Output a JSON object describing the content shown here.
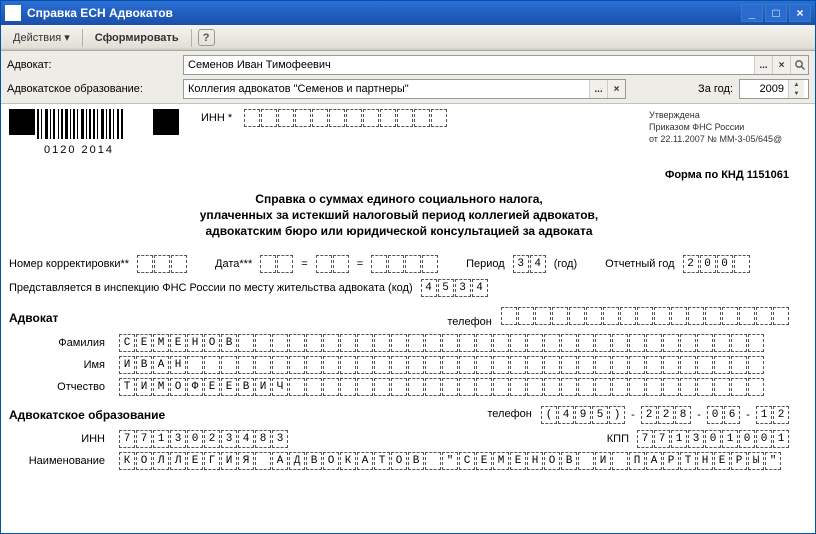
{
  "window": {
    "title": "Справка ЕСН Адвокатов"
  },
  "toolbar": {
    "actions": "Действия",
    "form": "Сформировать",
    "help": "?"
  },
  "filter": {
    "advocate_label": "Адвокат:",
    "advocate_value": "Семенов Иван Тимофеевич",
    "org_label": "Адвокатское образование:",
    "org_value": "Коллегия адвокатов \"Семенов и партнеры\"",
    "year_label": "За год:",
    "year_value": "2009"
  },
  "doc": {
    "barcode_num": "0120 2014",
    "inn_label": "ИНН *",
    "approved": {
      "l1": "Утверждена",
      "l2": "Приказом ФНС России",
      "l3": "от 22.11.2007 № ММ-3-05/645@"
    },
    "form_code": "Форма по КНД 1151061",
    "title1": "Справка о суммах единого социального налога,",
    "title2": "уплаченных за истекший налоговый период коллегией адвокатов,",
    "title3": "адвокатским бюро или юридической консультацией за адвоката",
    "corr_label": "Номер корректировки**",
    "date_label": "Дата***",
    "period_label": "Период",
    "period_cells": [
      "3",
      "4"
    ],
    "period_year": "(год)",
    "report_year_label": "Отчетный год",
    "report_year_cells": [
      "2",
      "0",
      "0",
      ""
    ],
    "fns_label": "Представляется в инспекцию ФНС России по месту жительства адвоката (код)",
    "fns_cells": [
      "4",
      "5",
      "3",
      "4"
    ],
    "advocate_section": "Адвокат",
    "phone_label": "телефон",
    "surname_label": "Фамилия",
    "surname_cells": [
      "С",
      "Е",
      "М",
      "Е",
      "Н",
      "О",
      "В"
    ],
    "name_label": "Имя",
    "name_cells": [
      "И",
      "В",
      "А",
      "Н"
    ],
    "patr_label": "Отчество",
    "patr_cells": [
      "Т",
      "И",
      "М",
      "О",
      "Ф",
      "Е",
      "Е",
      "В",
      "И",
      "Ч"
    ],
    "org_section": "Адвокатское образование",
    "org_phone_groups": [
      [
        "(",
        "4",
        "9",
        "5",
        ")"
      ],
      [
        "2",
        "2",
        "8"
      ],
      [
        "0",
        "6"
      ],
      [
        "1",
        "2"
      ]
    ],
    "inn_label2": "ИНН",
    "inn_cells": [
      "7",
      "7",
      "1",
      "3",
      "0",
      "2",
      "3",
      "4",
      "8",
      "3"
    ],
    "kpp_label": "КПП",
    "kpp_cells": [
      "7",
      "7",
      "1",
      "3",
      "0",
      "1",
      "0",
      "0",
      "1"
    ],
    "naim_label": "Наименование",
    "naim_cells": [
      "К",
      "О",
      "Л",
      "Л",
      "Е",
      "Г",
      "И",
      "Я",
      "",
      "А",
      "Д",
      "В",
      "О",
      "К",
      "А",
      "Т",
      "О",
      "В",
      "",
      "\"",
      "С",
      "Е",
      "М",
      "Е",
      "Н",
      "О",
      "В",
      "",
      "И",
      "",
      "П",
      "А",
      "Р",
      "Т",
      "Н",
      "Е",
      "Р",
      "Ы",
      "\""
    ]
  }
}
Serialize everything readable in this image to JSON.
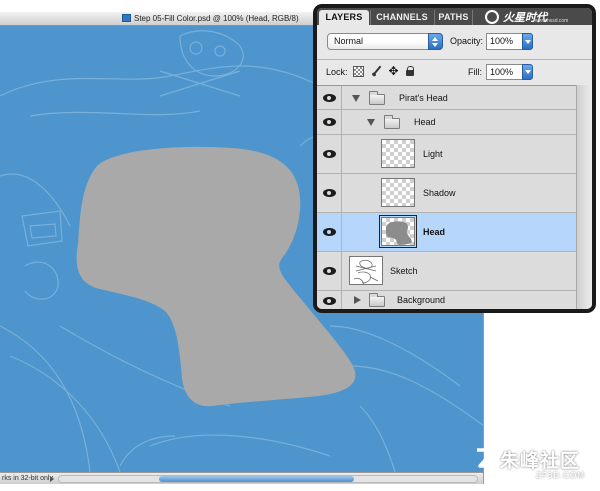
{
  "document": {
    "title": "Step 05-Fill Color.psd @ 100% (Head, RGB/8)",
    "status_text": "rks in 32-bit only",
    "canvas_color": "#4d95cc",
    "shape_color": "#a9a9a9"
  },
  "panel": {
    "tabs": [
      {
        "label": "LAYERS",
        "active": true
      },
      {
        "label": "CHANNELS",
        "active": false
      },
      {
        "label": "PATHS",
        "active": false
      }
    ],
    "logo_text": "火星时代",
    "logo_url": "www.hxsd.com",
    "blend_mode": "Normal",
    "opacity_label": "Opacity:",
    "opacity_value": "100%",
    "lock_label": "Lock:",
    "fill_label": "Fill:",
    "fill_value": "100%",
    "selection_color": "#b7d6fb",
    "lock_icons": [
      "lock-transparent-icon",
      "lock-image-icon",
      "lock-position-icon",
      "lock-all-icon"
    ],
    "layers": [
      {
        "name": "Pirat's Head",
        "kind": "group",
        "expanded": true,
        "depth": 0,
        "visible": true
      },
      {
        "name": "Head",
        "kind": "group",
        "expanded": true,
        "depth": 1,
        "visible": true
      },
      {
        "name": "Light",
        "kind": "layer",
        "thumb": "transparent",
        "depth": 2,
        "visible": true,
        "selected": false
      },
      {
        "name": "Shadow",
        "kind": "layer",
        "thumb": "transparent",
        "depth": 2,
        "visible": true,
        "selected": false
      },
      {
        "name": "Head",
        "kind": "layer",
        "thumb": "head-shape",
        "depth": 2,
        "visible": true,
        "selected": true
      },
      {
        "name": "Sketch",
        "kind": "layer",
        "thumb": "sketch",
        "depth": 0,
        "visible": true,
        "selected": false
      },
      {
        "name": "Background",
        "kind": "group",
        "expanded": false,
        "depth": 0,
        "visible": true
      }
    ]
  },
  "watermark": {
    "text": "朱峰社区",
    "url": "ZF3D.COM"
  }
}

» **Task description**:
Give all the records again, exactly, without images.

» **Response**:
Output a JSON object describing the content shown here.
{
  "window": {
    "title": "Справка ЕСН Адвокатов"
  },
  "toolbar": {
    "actions": "Действия",
    "form": "Сформировать",
    "help": "?"
  },
  "filter": {
    "advocate_label": "Адвокат:",
    "advocate_value": "Семенов Иван Тимофеевич",
    "org_label": "Адвокатское образование:",
    "org_value": "Коллегия адвокатов \"Семенов и партнеры\"",
    "year_label": "За год:",
    "year_value": "2009"
  },
  "doc": {
    "barcode_num": "0120 2014",
    "inn_label": "ИНН *",
    "approved": {
      "l1": "Утверждена",
      "l2": "Приказом ФНС России",
      "l3": "от 22.11.2007 № ММ-3-05/645@"
    },
    "form_code": "Форма по КНД 1151061",
    "title1": "Справка о суммах единого социального налога,",
    "title2": "уплаченных за истекший налоговый период коллегией адвокатов,",
    "title3": "адвокатским бюро или юридической консультацией за адвоката",
    "corr_label": "Номер корректировки**",
    "date_label": "Дата***",
    "period_label": "Период",
    "period_cells": [
      "3",
      "4"
    ],
    "period_year": "(год)",
    "report_year_label": "Отчетный год",
    "report_year_cells": [
      "2",
      "0",
      "0",
      ""
    ],
    "fns_label": "Представляется в инспекцию ФНС России по месту жительства адвоката (код)",
    "fns_cells": [
      "4",
      "5",
      "3",
      "4"
    ],
    "advocate_section": "Адвокат",
    "phone_label": "телефон",
    "surname_label": "Фамилия",
    "surname_cells": [
      "С",
      "Е",
      "М",
      "Е",
      "Н",
      "О",
      "В"
    ],
    "name_label": "Имя",
    "name_cells": [
      "И",
      "В",
      "А",
      "Н"
    ],
    "patr_label": "Отчество",
    "patr_cells": [
      "Т",
      "И",
      "М",
      "О",
      "Ф",
      "Е",
      "Е",
      "В",
      "И",
      "Ч"
    ],
    "org_section": "Адвокатское образование",
    "org_phone_groups": [
      [
        "(",
        "4",
        "9",
        "5",
        ")"
      ],
      [
        "2",
        "2",
        "8"
      ],
      [
        "0",
        "6"
      ],
      [
        "1",
        "2"
      ]
    ],
    "inn_label2": "ИНН",
    "inn_cells": [
      "7",
      "7",
      "1",
      "3",
      "0",
      "2",
      "3",
      "4",
      "8",
      "3"
    ],
    "kpp_label": "КПП",
    "kpp_cells": [
      "7",
      "7",
      "1",
      "3",
      "0",
      "1",
      "0",
      "0",
      "1"
    ],
    "naim_label": "Наименование",
    "naim_cells": [
      "К",
      "О",
      "Л",
      "Л",
      "Е",
      "Г",
      "И",
      "Я",
      "",
      "А",
      "Д",
      "В",
      "О",
      "К",
      "А",
      "Т",
      "О",
      "В",
      "",
      "\"",
      "С",
      "Е",
      "М",
      "Е",
      "Н",
      "О",
      "В",
      "",
      "И",
      "",
      "П",
      "А",
      "Р",
      "Т",
      "Н",
      "Е",
      "Р",
      "Ы",
      "\""
    ]
  }
}
Serialize everything readable in this image to JSON.
{
  "document": {
    "title": "Step 05-Fill Color.psd @ 100% (Head, RGB/8)",
    "status_text": "rks in 32-bit only",
    "canvas_color": "#4d95cc",
    "shape_color": "#a9a9a9"
  },
  "panel": {
    "tabs": [
      {
        "label": "LAYERS",
        "active": true
      },
      {
        "label": "CHANNELS",
        "active": false
      },
      {
        "label": "PATHS",
        "active": false
      }
    ],
    "logo_text": "火星时代",
    "logo_url": "www.hxsd.com",
    "blend_mode": "Normal",
    "opacity_label": "Opacity:",
    "opacity_value": "100%",
    "lock_label": "Lock:",
    "fill_label": "Fill:",
    "fill_value": "100%",
    "selection_color": "#b7d6fb",
    "lock_icons": [
      "lock-transparent-icon",
      "lock-image-icon",
      "lock-position-icon",
      "lock-all-icon"
    ],
    "layers": [
      {
        "name": "Pirat's Head",
        "kind": "group",
        "expanded": true,
        "depth": 0,
        "visible": true
      },
      {
        "name": "Head",
        "kind": "group",
        "expanded": true,
        "depth": 1,
        "visible": true
      },
      {
        "name": "Light",
        "kind": "layer",
        "thumb": "transparent",
        "depth": 2,
        "visible": true,
        "selected": false
      },
      {
        "name": "Shadow",
        "kind": "layer",
        "thumb": "transparent",
        "depth": 2,
        "visible": true,
        "selected": false
      },
      {
        "name": "Head",
        "kind": "layer",
        "thumb": "head-shape",
        "depth": 2,
        "visible": true,
        "selected": true
      },
      {
        "name": "Sketch",
        "kind": "layer",
        "thumb": "sketch",
        "depth": 0,
        "visible": true,
        "selected": false
      },
      {
        "name": "Background",
        "kind": "group",
        "expanded": false,
        "depth": 0,
        "visible": true
      }
    ]
  },
  "watermark": {
    "text": "朱峰社区",
    "url": "ZF3D.COM"
  }
}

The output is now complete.